Copy, from the data below, each line that has the word "Accounts".

** Opening Data supplied block **

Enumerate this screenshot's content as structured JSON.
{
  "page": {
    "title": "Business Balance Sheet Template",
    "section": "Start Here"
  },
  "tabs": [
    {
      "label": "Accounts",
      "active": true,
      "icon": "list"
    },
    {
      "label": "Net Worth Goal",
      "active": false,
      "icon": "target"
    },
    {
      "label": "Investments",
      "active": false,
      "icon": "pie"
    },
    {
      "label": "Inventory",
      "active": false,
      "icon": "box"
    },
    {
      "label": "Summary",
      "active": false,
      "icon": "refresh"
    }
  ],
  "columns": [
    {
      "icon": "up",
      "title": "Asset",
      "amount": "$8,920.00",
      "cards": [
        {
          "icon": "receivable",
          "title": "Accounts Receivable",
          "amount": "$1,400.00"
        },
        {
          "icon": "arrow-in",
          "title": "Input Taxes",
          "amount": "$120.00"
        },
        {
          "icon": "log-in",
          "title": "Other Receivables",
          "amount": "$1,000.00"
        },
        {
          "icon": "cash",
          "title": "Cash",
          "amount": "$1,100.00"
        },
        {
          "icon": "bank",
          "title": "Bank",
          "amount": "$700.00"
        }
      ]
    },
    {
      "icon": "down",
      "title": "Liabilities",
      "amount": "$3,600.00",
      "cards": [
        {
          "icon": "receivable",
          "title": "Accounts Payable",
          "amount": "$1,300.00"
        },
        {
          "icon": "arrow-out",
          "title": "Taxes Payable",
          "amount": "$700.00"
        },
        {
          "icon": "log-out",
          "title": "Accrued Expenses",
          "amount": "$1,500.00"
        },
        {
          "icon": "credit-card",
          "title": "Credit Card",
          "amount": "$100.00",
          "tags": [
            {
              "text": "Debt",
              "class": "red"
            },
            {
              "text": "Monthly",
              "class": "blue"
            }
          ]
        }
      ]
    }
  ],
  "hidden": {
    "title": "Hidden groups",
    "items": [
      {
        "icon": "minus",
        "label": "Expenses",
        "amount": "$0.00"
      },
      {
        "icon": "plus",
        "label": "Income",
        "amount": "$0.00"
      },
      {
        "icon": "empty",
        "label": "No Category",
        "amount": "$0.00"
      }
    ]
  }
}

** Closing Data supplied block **

## Response area
      "label": "Accounts",
          "title": "Accounts Receivable",
          "title": "Accounts Payable",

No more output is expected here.